## AIM OF THE TASK
The full listing below should be returned without a single change.
-- TASK INPUTS follows --
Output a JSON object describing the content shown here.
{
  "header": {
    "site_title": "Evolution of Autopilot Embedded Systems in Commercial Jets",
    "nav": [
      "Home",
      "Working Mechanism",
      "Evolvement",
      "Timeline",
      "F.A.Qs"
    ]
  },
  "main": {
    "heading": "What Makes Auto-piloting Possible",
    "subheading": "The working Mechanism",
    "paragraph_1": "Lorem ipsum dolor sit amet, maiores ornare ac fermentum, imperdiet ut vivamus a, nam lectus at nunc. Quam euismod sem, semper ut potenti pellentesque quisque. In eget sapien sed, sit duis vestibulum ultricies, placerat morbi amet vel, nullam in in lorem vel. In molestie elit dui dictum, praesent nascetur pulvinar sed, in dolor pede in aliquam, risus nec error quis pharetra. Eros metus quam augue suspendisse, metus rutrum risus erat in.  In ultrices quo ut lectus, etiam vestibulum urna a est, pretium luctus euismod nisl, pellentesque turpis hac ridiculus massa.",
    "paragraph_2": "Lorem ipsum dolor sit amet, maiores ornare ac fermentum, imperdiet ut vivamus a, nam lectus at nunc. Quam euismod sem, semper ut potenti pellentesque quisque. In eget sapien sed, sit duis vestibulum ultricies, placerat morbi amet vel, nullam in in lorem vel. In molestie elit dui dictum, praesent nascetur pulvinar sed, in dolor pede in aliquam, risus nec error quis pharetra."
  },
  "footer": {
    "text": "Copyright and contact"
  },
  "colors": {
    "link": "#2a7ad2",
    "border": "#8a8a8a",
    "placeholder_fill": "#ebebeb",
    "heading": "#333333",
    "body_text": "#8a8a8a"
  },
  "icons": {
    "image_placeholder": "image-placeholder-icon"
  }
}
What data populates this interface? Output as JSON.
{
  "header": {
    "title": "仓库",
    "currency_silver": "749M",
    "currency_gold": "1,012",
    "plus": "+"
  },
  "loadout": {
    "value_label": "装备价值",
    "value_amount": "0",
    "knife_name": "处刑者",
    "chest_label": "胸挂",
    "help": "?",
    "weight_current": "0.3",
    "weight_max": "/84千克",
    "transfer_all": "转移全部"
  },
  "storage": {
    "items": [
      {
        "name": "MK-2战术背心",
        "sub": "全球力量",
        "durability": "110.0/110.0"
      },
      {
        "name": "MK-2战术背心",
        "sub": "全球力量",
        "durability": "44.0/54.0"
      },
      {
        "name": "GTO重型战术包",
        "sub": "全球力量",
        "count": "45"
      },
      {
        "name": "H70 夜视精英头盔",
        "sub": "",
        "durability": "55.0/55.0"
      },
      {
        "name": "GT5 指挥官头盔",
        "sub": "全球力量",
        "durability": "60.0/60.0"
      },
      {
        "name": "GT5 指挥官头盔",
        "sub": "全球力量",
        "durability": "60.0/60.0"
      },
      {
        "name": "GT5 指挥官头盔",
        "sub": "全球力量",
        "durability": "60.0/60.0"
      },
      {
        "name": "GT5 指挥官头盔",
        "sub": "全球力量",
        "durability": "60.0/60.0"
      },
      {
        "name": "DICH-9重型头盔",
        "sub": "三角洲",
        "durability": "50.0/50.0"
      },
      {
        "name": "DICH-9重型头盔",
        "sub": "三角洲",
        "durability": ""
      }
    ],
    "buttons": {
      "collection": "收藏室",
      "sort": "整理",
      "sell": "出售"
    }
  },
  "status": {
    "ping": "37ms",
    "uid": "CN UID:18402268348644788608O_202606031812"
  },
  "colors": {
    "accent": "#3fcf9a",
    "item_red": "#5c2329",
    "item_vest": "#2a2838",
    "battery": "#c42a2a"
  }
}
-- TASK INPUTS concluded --
## TASK RESULT
Output a JSON object describing the content shown here.
{
  "header": {
    "site_title": "Evolution of Autopilot Embedded Systems in Commercial Jets",
    "nav": [
      "Home",
      "Working Mechanism",
      "Evolvement",
      "Timeline",
      "F.A.Qs"
    ]
  },
  "main": {
    "heading": "What Makes Auto-piloting Possible",
    "subheading": "The working Mechanism",
    "paragraph_1": "Lorem ipsum dolor sit amet, maiores ornare ac fermentum, imperdiet ut vivamus a, nam lectus at nunc. Quam euismod sem, semper ut potenti pellentesque quisque. In eget sapien sed, sit duis vestibulum ultricies, placerat morbi amet vel, nullam in in lorem vel. In molestie elit dui dictum, praesent nascetur pulvinar sed, in dolor pede in aliquam, risus nec error quis pharetra. Eros metus quam augue suspendisse, metus rutrum risus erat in.  In ultrices quo ut lectus, etiam vestibulum urna a est, pretium luctus euismod nisl, pellentesque turpis hac ridiculus massa.",
    "paragraph_2": "Lorem ipsum dolor sit amet, maiores ornare ac fermentum, imperdiet ut vivamus a, nam lectus at nunc. Quam euismod sem, semper ut potenti pellentesque quisque. In eget sapien sed, sit duis vestibulum ultricies, placerat morbi amet vel, nullam in in lorem vel. In molestie elit dui dictum, praesent nascetur pulvinar sed, in dolor pede in aliquam, risus nec error quis pharetra."
  },
  "footer": {
    "text": "Copyright and contact"
  },
  "colors": {
    "link": "#2a7ad2",
    "border": "#8a8a8a",
    "placeholder_fill": "#ebebeb",
    "heading": "#333333",
    "body_text": "#8a8a8a"
  },
  "icons": {
    "image_placeholder": "image-placeholder-icon"
  }
}
What data populates this interface? Output as JSON.
{
  "header": {
    "title": "仓库",
    "currency_silver": "749M",
    "currency_gold": "1,012",
    "plus": "+"
  },
  "loadout": {
    "value_label": "装备价值",
    "value_amount": "0",
    "knife_name": "处刑者",
    "chest_label": "胸挂",
    "help": "?",
    "weight_current": "0.3",
    "weight_max": "/84千克",
    "transfer_all": "转移全部"
  },
  "storage": {
    "items": [
      {
        "name": "MK-2战术背心",
        "sub": "全球力量",
        "durability": "110.0/110.0"
      },
      {
        "name": "MK-2战术背心",
        "sub": "全球力量",
        "durability": "44.0/54.0"
      },
      {
        "name": "GTO重型战术包",
        "sub": "全球力量",
        "count": "45"
      },
      {
        "name": "H70 夜视精英头盔",
        "sub": "",
        "durability": "55.0/55.0"
      },
      {
        "name": "GT5 指挥官头盔",
        "sub": "全球力量",
        "durability": "60.0/60.0"
      },
      {
        "name": "GT5 指挥官头盔",
        "sub": "全球力量",
        "durability": "60.0/60.0"
      },
      {
        "name": "GT5 指挥官头盔",
        "sub": "全球力量",
        "durability": "60.0/60.0"
      },
      {
        "name": "GT5 指挥官头盔",
        "sub": "全球力量",
        "durability": "60.0/60.0"
      },
      {
        "name": "DICH-9重型头盔",
        "sub": "三角洲",
        "durability": "50.0/50.0"
      },
      {
        "name": "DICH-9重型头盔",
        "sub": "三角洲",
        "durability": ""
      }
    ],
    "buttons": {
      "collection": "收藏室",
      "sort": "整理",
      "sell": "出售"
    }
  },
  "status": {
    "ping": "37ms",
    "uid": "CN UID:18402268348644788608O_202606031812"
  },
  "colors": {
    "accent": "#3fcf9a",
    "item_red": "#5c2329",
    "item_vest": "#2a2838",
    "battery": "#c42a2a"
  }
}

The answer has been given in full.